So what to draw? You can draw what is before your eyes. I once saw a video in which the popular artist Thomas Kingkaid said that he always carried a notebook in order to be able to sketch anything interesting that he chanced upon. But the places where I do my sketches are by definition boring places. There is a limit to the possibilities inherent in the inside of a railroad car. Also, people tend to become nervous if a stranger is staring at them.
Consequently, I usually rely on my mind for subjects. I draw sketches of people that I have met over the years or places that I remember. In addition, I try to work out problems such as how the eyes look when a face is turned in a certain direction.

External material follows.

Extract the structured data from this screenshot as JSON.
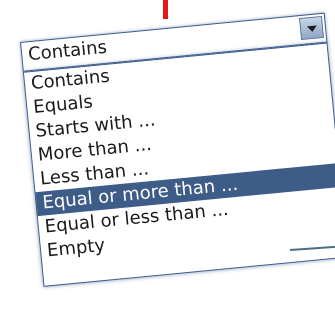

I will concede that such memory-based subjects require some knowledge of the rules of proportion and perspective. However, doing these sketches has helped me understand the practical application of what heretofore had always seemed like academic theory.
To supplement the memory-based subjects, sometimes I turn to the photos on my smart phone. I have included in my phone's photo gallery images of a number of people and places that have meaning for me or which I have found interesting. These photos can be used as subjects. Be careful not to drain your phone's battery, however.
These sketches are not meant to be works that anyone would hag on their wall. They are just quick sketches - - often I will do a half dozen in a sitting. As above, they are intended primarily to improve my skills. Since they are not intended to be seen by anyone, I can relax while doing them. As a result, I have found that I am less tense when it comes time to do a more formal piece.
When I really like an idea embodied in one of these sketches, I generally will copy it later on a larger scale. I have used an idea from one of these sketches for a whole series of more formal works. Another path is to photograph the sketch, transfer it to the computer and use it as a basis for a digital work.
This need not be an expensive practice. One could purchase small sketch books and a good drawing instrument. However, most of the sketches that I have done were on the backs of scrap paper. The little note pads that hotels provide to jot down phone messages are also a favorite. As for the instrument, I often use golf pencils because they fit easily in my pockets. However, I prefer a pen-like Sharpie.
One unintended consequence of this practice is that people talk to you. Most people do not ordinarily come across art work being created. They want to find out what is going on and see the work. Often they tell you a little bit about themselves. It has been a very pleasant experience thus far.
Rich Wagner is a writer, photographer and artist.